▶ **WORK INSTRUCTION**: Every entry that follows should be output exactly, and every image in it left out.

▶ **PROVIDED DATA**:

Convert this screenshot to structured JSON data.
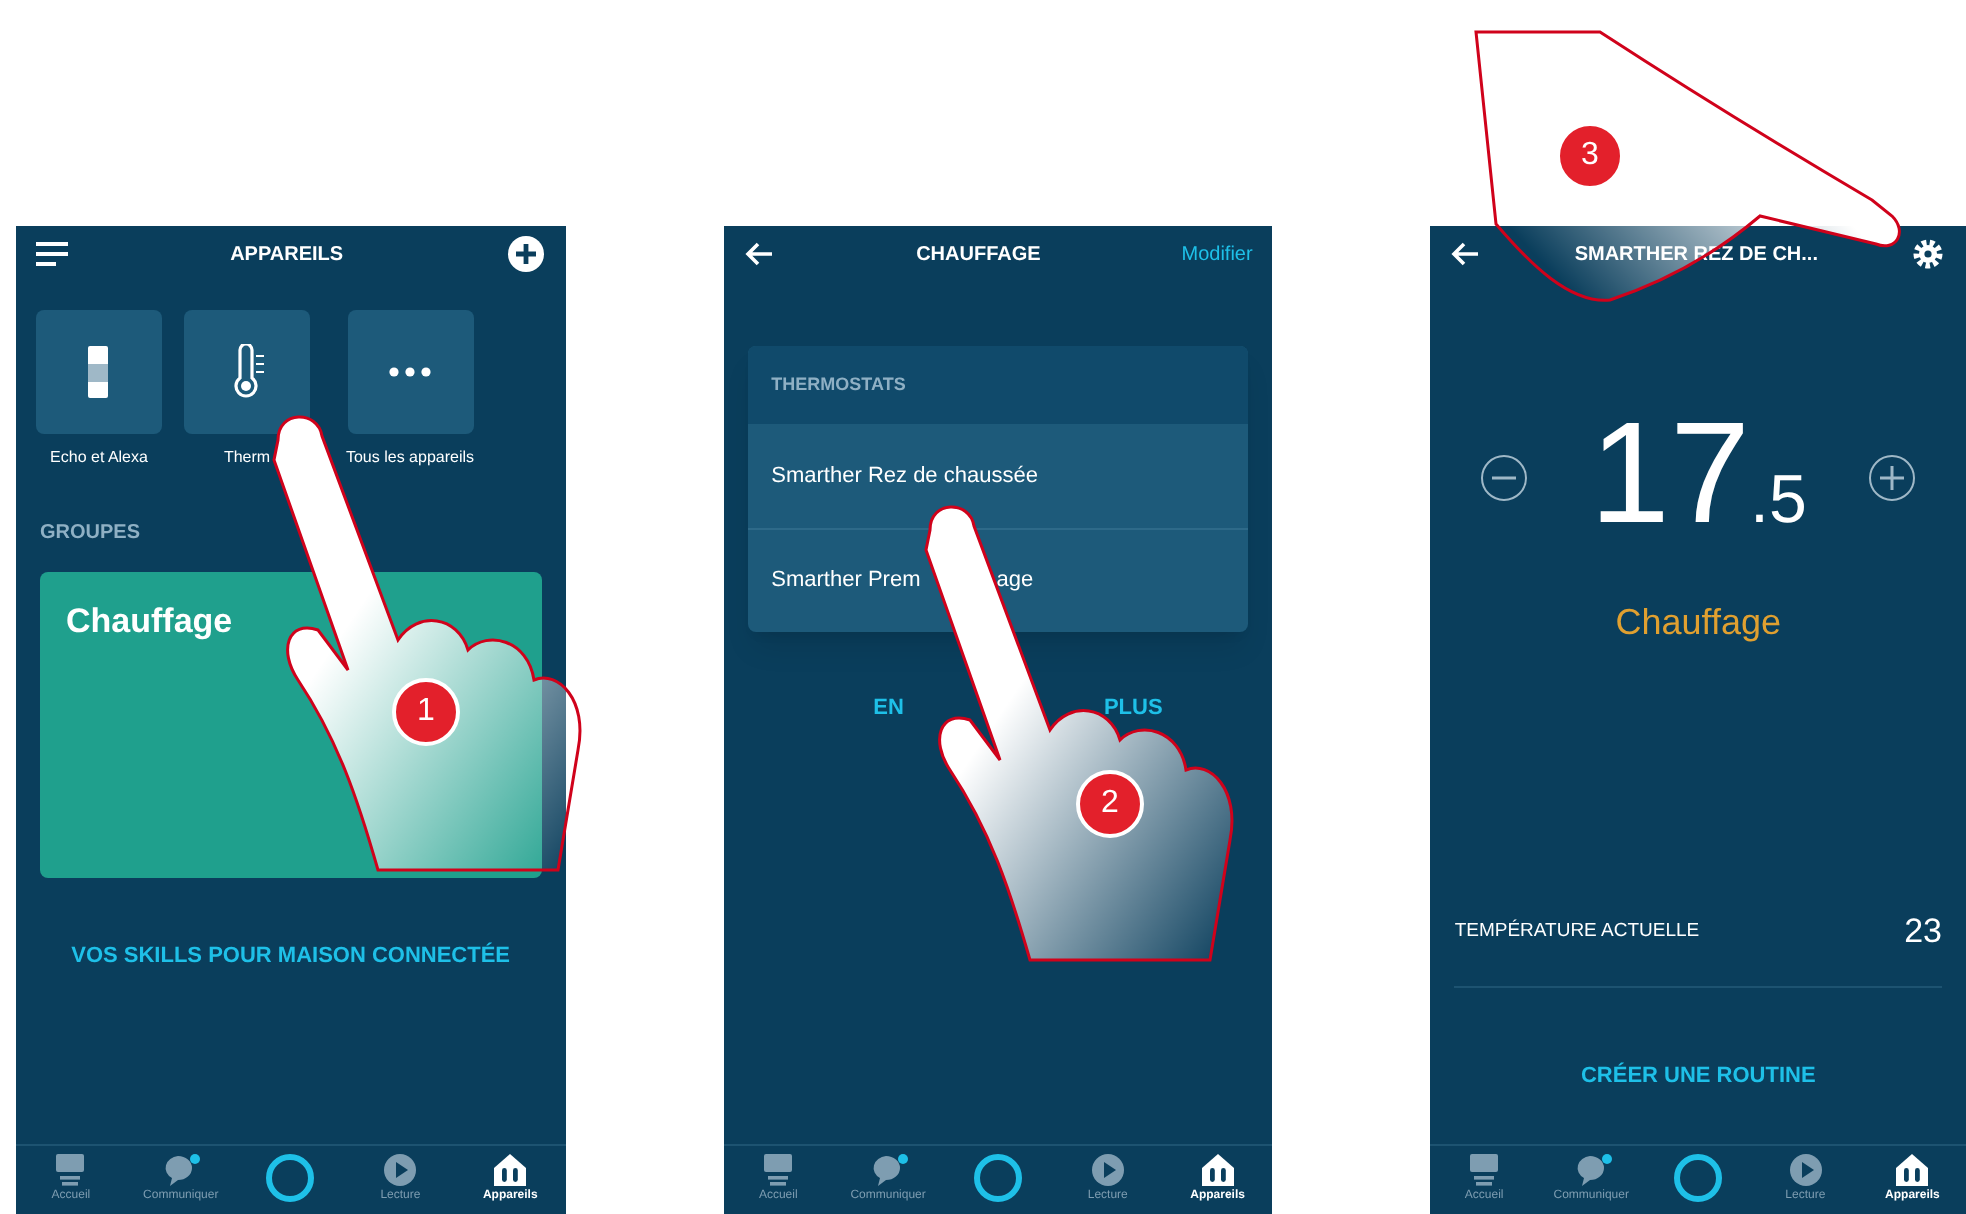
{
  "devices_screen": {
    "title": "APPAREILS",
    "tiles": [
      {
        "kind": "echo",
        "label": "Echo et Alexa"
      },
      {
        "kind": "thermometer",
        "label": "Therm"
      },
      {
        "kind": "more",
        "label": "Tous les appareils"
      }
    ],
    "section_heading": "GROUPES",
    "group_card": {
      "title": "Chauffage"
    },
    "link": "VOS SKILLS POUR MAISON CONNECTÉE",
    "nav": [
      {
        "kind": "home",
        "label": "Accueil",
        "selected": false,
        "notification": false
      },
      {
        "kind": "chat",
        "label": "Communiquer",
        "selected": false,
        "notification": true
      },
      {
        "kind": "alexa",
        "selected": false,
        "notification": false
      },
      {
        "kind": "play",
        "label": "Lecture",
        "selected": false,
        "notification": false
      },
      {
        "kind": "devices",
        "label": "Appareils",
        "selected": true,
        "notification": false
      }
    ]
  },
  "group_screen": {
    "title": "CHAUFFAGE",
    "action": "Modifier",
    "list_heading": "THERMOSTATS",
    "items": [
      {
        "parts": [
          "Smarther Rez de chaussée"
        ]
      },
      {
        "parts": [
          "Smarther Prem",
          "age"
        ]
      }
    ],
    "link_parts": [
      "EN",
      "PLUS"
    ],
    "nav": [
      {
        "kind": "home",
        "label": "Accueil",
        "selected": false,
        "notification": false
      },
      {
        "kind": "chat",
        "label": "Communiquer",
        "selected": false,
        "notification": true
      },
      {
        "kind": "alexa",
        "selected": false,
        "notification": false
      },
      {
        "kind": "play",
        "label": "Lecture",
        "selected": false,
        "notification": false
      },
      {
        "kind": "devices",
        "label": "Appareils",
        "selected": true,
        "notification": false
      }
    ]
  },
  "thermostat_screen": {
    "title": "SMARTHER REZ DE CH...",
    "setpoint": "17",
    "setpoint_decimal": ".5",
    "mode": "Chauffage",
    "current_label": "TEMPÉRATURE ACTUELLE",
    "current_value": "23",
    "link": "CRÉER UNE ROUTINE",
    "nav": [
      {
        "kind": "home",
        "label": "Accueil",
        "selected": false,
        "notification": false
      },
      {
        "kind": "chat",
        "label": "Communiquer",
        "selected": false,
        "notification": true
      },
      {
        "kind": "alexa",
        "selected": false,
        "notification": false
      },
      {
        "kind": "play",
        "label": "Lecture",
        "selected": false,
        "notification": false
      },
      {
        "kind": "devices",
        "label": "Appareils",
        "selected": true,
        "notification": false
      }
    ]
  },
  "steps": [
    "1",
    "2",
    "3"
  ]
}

▶ **SOLUTION**:
Convert this screenshot to structured JSON data.
{
  "devices_screen": {
    "title": "APPAREILS",
    "tiles": [
      {
        "kind": "echo",
        "label": "Echo et Alexa"
      },
      {
        "kind": "thermometer",
        "label": "Therm"
      },
      {
        "kind": "more",
        "label": "Tous les appareils"
      }
    ],
    "section_heading": "GROUPES",
    "group_card": {
      "title": "Chauffage"
    },
    "link": "VOS SKILLS POUR MAISON CONNECTÉE",
    "nav": [
      {
        "kind": "home",
        "label": "Accueil",
        "selected": false,
        "notification": false
      },
      {
        "kind": "chat",
        "label": "Communiquer",
        "selected": false,
        "notification": true
      },
      {
        "kind": "alexa",
        "selected": false,
        "notification": false
      },
      {
        "kind": "play",
        "label": "Lecture",
        "selected": false,
        "notification": false
      },
      {
        "kind": "devices",
        "label": "Appareils",
        "selected": true,
        "notification": false
      }
    ]
  },
  "group_screen": {
    "title": "CHAUFFAGE",
    "action": "Modifier",
    "list_heading": "THERMOSTATS",
    "items": [
      {
        "parts": [
          "Smarther Rez de chaussée"
        ]
      },
      {
        "parts": [
          "Smarther Prem",
          "age"
        ]
      }
    ],
    "link_parts": [
      "EN",
      "PLUS"
    ],
    "nav": [
      {
        "kind": "home",
        "label": "Accueil",
        "selected": false,
        "notification": false
      },
      {
        "kind": "chat",
        "label": "Communiquer",
        "selected": false,
        "notification": true
      },
      {
        "kind": "alexa",
        "selected": false,
        "notification": false
      },
      {
        "kind": "play",
        "label": "Lecture",
        "selected": false,
        "notification": false
      },
      {
        "kind": "devices",
        "label": "Appareils",
        "selected": true,
        "notification": false
      }
    ]
  },
  "thermostat_screen": {
    "title": "SMARTHER REZ DE CH...",
    "setpoint": "17",
    "setpoint_decimal": ".5",
    "mode": "Chauffage",
    "current_label": "TEMPÉRATURE ACTUELLE",
    "current_value": "23",
    "link": "CRÉER UNE ROUTINE",
    "nav": [
      {
        "kind": "home",
        "label": "Accueil",
        "selected": false,
        "notification": false
      },
      {
        "kind": "chat",
        "label": "Communiquer",
        "selected": false,
        "notification": true
      },
      {
        "kind": "alexa",
        "selected": false,
        "notification": false
      },
      {
        "kind": "play",
        "label": "Lecture",
        "selected": false,
        "notification": false
      },
      {
        "kind": "devices",
        "label": "Appareils",
        "selected": true,
        "notification": false
      }
    ]
  },
  "steps": [
    "1",
    "2",
    "3"
  ]
}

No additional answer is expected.